Work item: Counting only lines that contain "likes", how many are there in the records below? Give the figure alone.
○ ○ ○
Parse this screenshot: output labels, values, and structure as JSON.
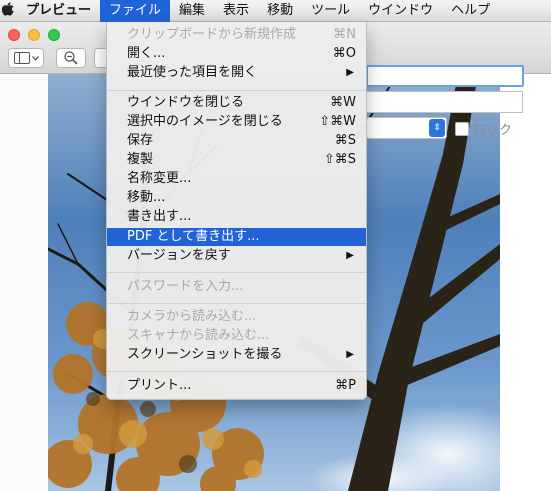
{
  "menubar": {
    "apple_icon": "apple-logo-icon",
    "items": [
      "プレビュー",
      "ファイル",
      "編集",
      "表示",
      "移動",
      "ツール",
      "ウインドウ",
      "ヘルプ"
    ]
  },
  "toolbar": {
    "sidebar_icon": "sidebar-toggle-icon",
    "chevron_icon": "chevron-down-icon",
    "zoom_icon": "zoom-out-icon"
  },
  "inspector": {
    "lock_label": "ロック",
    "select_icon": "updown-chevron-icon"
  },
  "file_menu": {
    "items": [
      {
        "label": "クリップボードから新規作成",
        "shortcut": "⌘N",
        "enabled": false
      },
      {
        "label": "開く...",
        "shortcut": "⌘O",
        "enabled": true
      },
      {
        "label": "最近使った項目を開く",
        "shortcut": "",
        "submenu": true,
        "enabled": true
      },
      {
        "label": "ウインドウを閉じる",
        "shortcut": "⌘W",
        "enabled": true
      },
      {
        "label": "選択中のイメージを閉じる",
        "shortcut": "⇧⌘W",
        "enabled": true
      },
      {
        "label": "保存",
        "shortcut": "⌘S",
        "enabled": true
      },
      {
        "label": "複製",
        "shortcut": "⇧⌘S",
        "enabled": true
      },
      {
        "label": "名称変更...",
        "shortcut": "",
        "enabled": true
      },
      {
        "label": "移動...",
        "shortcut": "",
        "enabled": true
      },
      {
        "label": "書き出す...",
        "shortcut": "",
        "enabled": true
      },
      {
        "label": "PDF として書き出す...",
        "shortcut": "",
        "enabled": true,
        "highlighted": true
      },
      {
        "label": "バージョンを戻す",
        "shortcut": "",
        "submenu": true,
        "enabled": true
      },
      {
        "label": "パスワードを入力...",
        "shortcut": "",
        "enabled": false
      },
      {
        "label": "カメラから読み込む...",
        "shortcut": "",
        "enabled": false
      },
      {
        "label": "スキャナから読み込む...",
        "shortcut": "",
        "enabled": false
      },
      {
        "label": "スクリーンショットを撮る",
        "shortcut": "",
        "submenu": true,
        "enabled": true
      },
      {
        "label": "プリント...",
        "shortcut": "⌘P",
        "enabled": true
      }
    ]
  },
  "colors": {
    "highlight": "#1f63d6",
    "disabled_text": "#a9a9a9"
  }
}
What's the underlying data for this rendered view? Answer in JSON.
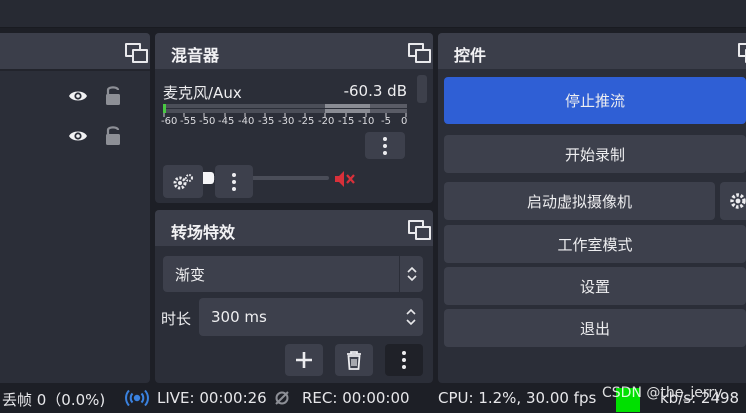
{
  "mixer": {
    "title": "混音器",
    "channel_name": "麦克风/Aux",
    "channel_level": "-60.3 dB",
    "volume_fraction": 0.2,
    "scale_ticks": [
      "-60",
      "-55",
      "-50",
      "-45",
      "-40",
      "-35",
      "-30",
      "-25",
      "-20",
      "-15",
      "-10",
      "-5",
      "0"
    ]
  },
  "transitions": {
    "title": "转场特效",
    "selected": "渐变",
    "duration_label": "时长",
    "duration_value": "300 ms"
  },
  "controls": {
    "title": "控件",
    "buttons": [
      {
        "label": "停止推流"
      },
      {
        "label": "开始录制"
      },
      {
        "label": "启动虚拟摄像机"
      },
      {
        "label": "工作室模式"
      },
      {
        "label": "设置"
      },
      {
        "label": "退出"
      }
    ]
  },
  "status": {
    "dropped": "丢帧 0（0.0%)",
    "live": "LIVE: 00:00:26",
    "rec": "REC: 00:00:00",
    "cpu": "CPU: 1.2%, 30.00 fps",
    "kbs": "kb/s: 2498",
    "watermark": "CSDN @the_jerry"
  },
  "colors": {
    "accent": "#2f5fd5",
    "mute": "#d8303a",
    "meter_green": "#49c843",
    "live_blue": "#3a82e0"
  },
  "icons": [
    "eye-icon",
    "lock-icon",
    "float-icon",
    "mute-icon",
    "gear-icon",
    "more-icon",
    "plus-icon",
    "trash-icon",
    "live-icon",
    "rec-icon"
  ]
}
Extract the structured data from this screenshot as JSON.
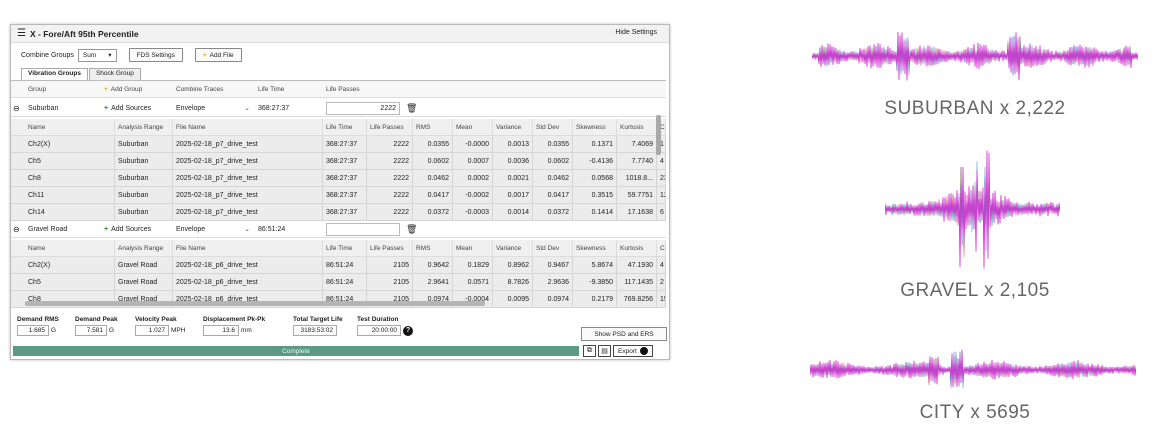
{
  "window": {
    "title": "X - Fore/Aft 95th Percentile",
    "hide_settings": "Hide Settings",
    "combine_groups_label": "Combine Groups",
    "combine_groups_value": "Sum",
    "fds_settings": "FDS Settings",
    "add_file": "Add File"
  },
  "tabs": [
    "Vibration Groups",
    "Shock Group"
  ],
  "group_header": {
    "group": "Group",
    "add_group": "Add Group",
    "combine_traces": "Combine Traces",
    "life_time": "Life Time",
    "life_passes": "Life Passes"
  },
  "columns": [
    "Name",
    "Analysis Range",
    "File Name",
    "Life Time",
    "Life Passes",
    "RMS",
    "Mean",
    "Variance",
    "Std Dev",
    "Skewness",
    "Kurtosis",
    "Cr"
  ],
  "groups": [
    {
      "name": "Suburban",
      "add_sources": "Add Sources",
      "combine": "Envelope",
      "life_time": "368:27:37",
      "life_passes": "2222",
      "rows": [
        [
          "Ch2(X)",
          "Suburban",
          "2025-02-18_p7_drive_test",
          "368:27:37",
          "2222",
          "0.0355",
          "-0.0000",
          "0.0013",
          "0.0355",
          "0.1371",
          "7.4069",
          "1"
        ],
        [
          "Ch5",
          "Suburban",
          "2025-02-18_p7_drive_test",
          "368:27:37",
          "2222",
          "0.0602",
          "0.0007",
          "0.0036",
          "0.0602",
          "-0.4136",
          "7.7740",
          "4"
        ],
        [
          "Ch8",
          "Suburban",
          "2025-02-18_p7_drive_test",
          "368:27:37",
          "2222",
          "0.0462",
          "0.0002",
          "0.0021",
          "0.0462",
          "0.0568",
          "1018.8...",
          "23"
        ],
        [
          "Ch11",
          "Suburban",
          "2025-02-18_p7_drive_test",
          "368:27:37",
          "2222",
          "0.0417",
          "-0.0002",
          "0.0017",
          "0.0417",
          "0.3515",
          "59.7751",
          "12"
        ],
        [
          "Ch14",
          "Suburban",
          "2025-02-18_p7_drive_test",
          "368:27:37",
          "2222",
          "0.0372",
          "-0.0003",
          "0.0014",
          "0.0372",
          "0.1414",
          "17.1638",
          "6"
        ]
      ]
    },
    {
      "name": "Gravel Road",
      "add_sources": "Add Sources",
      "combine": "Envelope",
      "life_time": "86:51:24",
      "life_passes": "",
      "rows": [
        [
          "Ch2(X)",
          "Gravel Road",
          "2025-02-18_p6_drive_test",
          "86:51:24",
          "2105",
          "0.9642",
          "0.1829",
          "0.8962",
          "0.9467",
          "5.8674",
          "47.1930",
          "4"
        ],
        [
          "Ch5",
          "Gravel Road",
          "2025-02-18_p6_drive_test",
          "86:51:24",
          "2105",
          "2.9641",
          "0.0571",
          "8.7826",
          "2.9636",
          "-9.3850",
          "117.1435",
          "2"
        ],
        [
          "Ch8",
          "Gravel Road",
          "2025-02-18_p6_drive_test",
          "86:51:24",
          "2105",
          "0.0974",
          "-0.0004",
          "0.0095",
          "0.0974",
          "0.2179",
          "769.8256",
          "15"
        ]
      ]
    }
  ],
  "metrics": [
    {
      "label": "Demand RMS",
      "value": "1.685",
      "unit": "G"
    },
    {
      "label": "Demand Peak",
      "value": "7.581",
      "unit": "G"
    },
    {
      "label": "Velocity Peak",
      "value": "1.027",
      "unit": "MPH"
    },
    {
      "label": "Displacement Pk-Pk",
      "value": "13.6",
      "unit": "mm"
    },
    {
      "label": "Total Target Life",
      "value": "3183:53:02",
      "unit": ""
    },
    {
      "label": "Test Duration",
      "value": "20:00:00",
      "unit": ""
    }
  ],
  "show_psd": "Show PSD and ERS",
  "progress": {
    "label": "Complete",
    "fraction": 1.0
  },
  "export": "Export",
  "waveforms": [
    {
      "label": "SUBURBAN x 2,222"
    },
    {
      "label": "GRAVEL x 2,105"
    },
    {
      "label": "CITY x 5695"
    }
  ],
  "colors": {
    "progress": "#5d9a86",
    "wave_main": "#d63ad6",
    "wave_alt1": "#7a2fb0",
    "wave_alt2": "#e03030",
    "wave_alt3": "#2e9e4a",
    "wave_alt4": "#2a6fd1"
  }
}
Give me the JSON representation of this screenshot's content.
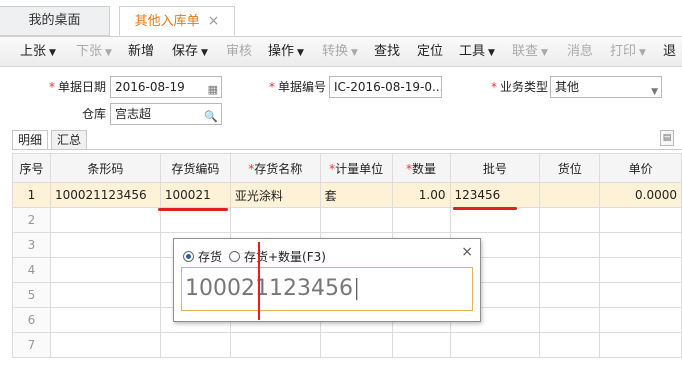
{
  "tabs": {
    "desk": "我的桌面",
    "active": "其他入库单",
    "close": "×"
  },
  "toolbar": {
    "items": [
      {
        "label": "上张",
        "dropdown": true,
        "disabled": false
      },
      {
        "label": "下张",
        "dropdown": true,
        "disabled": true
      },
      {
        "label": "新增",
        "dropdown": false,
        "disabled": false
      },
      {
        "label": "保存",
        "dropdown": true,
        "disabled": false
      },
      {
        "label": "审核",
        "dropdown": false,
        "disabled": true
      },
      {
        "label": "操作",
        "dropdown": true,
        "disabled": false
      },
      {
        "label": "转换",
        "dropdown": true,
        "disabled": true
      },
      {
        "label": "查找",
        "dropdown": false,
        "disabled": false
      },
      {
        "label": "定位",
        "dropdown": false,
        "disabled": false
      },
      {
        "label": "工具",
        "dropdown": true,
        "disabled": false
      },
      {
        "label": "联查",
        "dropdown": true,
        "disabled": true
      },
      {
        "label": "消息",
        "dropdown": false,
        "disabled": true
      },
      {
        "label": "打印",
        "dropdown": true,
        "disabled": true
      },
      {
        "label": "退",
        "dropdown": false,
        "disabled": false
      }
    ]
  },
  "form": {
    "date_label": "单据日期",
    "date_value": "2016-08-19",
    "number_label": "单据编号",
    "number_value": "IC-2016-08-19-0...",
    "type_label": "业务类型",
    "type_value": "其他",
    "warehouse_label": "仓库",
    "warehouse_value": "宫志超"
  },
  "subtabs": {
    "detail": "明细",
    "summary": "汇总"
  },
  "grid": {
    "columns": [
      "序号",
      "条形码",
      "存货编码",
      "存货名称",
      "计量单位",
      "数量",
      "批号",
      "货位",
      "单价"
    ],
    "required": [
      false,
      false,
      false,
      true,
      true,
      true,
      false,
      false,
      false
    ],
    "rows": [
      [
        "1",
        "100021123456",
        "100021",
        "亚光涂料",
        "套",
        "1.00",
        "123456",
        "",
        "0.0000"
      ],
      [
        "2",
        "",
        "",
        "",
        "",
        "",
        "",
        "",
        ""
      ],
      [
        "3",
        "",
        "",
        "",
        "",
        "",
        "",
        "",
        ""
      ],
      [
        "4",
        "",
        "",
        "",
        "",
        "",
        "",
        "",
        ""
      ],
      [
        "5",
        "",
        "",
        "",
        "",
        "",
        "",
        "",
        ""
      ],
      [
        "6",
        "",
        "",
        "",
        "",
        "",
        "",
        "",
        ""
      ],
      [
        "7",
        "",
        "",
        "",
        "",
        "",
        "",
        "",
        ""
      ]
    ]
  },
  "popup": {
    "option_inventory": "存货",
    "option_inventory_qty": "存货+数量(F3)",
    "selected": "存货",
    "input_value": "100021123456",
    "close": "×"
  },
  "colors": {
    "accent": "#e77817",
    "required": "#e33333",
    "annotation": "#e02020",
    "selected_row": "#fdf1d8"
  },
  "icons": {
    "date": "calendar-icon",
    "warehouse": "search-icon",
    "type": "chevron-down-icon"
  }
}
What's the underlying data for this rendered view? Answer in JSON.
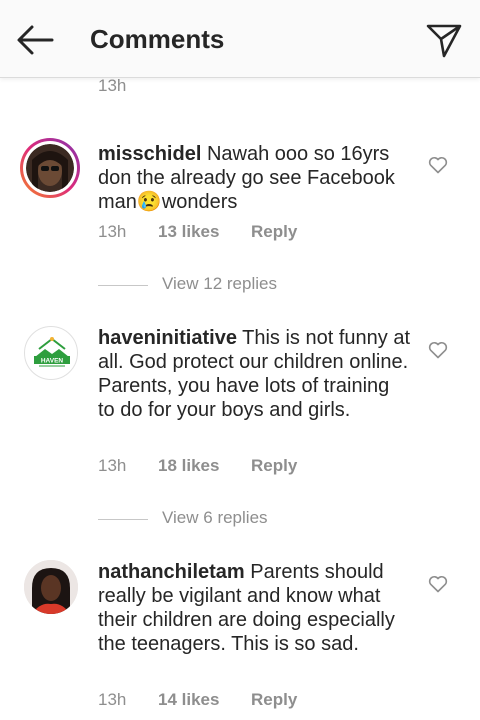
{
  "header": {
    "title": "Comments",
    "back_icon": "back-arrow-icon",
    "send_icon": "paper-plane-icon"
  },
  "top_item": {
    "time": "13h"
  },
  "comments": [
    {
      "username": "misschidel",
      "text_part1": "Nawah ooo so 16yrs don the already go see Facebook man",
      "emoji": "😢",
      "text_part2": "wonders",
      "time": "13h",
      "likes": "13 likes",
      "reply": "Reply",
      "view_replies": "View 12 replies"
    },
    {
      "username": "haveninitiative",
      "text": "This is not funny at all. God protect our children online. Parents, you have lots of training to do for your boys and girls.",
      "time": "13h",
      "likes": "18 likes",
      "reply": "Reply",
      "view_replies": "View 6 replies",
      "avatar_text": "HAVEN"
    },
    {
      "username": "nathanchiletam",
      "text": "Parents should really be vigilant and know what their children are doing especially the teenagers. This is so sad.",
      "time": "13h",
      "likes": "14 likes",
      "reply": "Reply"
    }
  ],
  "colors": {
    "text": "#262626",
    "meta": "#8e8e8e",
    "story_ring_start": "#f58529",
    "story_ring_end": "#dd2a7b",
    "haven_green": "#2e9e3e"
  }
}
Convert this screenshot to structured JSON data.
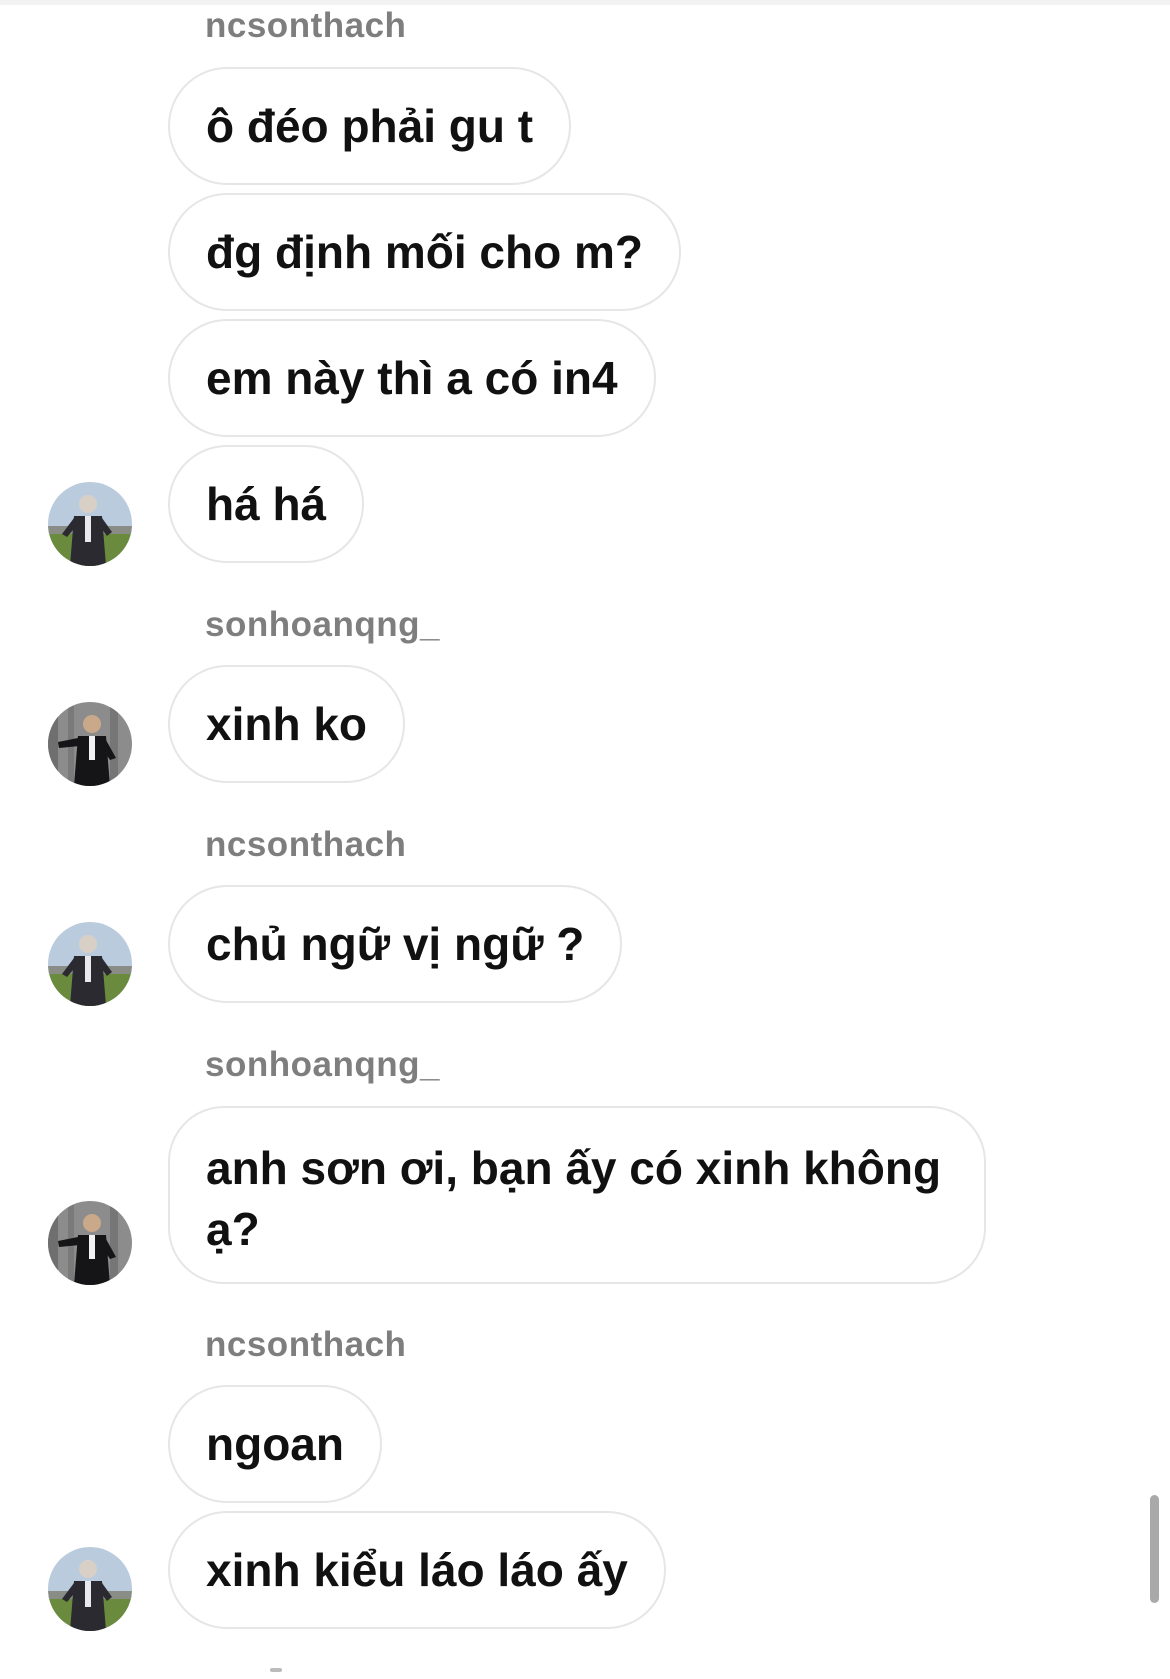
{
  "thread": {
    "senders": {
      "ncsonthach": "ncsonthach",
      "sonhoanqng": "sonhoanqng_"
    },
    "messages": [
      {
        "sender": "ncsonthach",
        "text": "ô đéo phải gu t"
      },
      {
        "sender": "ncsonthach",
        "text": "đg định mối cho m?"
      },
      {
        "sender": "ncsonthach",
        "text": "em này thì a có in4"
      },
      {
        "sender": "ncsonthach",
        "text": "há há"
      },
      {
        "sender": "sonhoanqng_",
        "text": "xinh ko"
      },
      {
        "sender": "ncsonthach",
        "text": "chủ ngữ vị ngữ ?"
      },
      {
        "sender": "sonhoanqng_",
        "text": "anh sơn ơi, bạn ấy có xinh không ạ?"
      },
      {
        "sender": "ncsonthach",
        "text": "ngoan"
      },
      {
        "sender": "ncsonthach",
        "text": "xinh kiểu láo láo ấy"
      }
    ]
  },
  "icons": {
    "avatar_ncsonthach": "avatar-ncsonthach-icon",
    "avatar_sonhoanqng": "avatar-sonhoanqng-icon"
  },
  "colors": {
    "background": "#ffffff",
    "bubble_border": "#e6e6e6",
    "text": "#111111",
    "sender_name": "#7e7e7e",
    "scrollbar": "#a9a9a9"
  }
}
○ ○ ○
Exercise solution: 3